From the leaflet, I read that William Ross was appointed schoolmaster in 1811 when aged only 16, but ended up in conflict with the local minister. The case eventually reached the House of Lords. By 1850 Ross was still at the school, but there were no pupils! This is the sort of job, a schoolmaster with no pupils, that would have well-suited Fat Mac, but even then he’d probably complain about being overworked. Ross was eventually removed from his post in 1861, but stayed in the schoolhouse for a further ten years, spending his time fishing in the nearby loch.
We referred to the second leaflet, entitled Borralie Headland, when walking around the nearby hills. There is also a very detailed “Archaeological survey
carried out on behalf of Historic Scotland”, Glasgow University 2003, which I found since our walk, and another document, Excavation of an Iron Age burial mound, Loch Borralie, Durness, Sutherland, by Gavin MacGregor.
Above is a sheepfold that was built in the 19th century when people living nearby were moved out to make way for sheep farming.
Ruined farmstead, probably from the 18th century.
Above is a natural amphitheatre called Hakon’s Bowl. Hakon was a Norwegian king. There is other evidence of viking presence in the area.
The leaflet calls this ‘Hakon’s Bowl mystery building’ and says that it could be a prehistoric house.
This is the site of Loch Borralie dun and township. The leaflet says the defended homestead was probably occupied during the mid first millenium AD when Norse speakers arrived in the area, and that the buildings (remains of shown above) around the circular mound (the dun) were built later, probably using stones from the dun.
The leaflet says that the ruin above is a settlement dating from the 1400s.
Above is, I think, one of the Iron Age burial mounds described in the MacGregor paper. This is situated in a very exposed position.
I found the leaflets shown above very useful. Well done to the people who produced them. Using them, Lindsey and I enjoyed a day walking on the moor, looking at the settlements and ruins of past and ancient lives, and our day’s entertainment was entirely free and also good for keeping fit.
After the walk, we enjoyed a hot chocolate in the Cocoa Mountain cafe, Balnakeil.
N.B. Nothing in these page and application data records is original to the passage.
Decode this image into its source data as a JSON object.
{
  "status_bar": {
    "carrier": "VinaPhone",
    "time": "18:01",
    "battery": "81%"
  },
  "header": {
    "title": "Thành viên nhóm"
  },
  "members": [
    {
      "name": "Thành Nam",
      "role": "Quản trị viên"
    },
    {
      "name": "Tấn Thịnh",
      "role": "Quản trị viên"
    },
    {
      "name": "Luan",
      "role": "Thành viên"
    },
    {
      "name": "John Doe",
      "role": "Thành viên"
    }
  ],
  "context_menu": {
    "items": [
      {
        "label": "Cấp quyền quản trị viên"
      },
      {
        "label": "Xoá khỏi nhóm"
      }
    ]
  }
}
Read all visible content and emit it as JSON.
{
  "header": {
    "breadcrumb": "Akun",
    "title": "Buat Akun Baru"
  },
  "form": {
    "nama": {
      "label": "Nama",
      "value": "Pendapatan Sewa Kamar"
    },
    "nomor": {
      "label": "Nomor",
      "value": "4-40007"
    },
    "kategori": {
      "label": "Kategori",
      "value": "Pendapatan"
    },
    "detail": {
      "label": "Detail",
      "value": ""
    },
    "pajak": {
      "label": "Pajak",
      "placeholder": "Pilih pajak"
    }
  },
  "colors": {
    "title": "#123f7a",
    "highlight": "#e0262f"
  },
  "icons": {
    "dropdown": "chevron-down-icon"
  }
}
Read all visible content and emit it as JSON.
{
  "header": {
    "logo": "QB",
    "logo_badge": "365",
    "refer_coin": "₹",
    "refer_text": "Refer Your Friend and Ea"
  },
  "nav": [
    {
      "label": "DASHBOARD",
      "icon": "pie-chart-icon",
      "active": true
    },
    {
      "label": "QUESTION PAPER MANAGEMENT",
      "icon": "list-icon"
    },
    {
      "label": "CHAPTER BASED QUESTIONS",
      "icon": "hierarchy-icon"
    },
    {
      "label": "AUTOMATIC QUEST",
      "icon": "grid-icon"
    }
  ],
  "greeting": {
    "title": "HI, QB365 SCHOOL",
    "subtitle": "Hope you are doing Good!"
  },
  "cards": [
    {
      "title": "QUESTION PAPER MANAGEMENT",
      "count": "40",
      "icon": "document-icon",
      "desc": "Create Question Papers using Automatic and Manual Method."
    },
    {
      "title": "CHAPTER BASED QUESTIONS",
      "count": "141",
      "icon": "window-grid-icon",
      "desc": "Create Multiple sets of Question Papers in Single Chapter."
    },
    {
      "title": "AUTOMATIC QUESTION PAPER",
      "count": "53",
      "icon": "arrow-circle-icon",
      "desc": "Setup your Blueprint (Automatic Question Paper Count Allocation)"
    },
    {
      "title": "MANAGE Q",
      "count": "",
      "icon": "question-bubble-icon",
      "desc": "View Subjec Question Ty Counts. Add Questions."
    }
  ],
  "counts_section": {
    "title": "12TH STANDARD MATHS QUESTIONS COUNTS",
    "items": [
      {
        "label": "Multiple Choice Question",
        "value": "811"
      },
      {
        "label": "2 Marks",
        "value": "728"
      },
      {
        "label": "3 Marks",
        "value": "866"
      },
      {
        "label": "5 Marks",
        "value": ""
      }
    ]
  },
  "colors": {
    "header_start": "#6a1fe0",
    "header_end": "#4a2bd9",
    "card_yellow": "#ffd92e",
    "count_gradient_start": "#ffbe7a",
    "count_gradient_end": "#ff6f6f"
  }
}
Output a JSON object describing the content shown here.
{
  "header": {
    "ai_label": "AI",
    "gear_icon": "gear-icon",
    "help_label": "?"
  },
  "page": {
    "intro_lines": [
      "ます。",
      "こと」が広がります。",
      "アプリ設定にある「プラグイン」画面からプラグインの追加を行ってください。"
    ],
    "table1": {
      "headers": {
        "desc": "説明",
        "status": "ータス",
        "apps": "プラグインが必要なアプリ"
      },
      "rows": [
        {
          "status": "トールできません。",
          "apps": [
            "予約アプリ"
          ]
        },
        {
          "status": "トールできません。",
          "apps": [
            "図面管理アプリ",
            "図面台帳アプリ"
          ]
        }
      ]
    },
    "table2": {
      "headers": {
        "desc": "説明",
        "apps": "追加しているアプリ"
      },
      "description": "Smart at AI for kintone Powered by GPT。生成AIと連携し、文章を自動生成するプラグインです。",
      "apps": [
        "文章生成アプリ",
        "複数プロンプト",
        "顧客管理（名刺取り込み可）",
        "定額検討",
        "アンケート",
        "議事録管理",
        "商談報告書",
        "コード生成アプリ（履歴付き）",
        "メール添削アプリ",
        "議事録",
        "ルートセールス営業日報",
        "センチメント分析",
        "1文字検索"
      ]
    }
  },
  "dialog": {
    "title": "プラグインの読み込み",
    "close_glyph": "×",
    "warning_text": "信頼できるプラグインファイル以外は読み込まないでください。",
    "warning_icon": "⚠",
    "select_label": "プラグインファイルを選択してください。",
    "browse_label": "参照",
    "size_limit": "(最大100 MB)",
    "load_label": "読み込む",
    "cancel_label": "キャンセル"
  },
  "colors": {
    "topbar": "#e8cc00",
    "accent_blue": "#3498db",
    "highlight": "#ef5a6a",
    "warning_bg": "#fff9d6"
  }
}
Lindsey reckoned it was the best hot chocolate she’s ever tasted.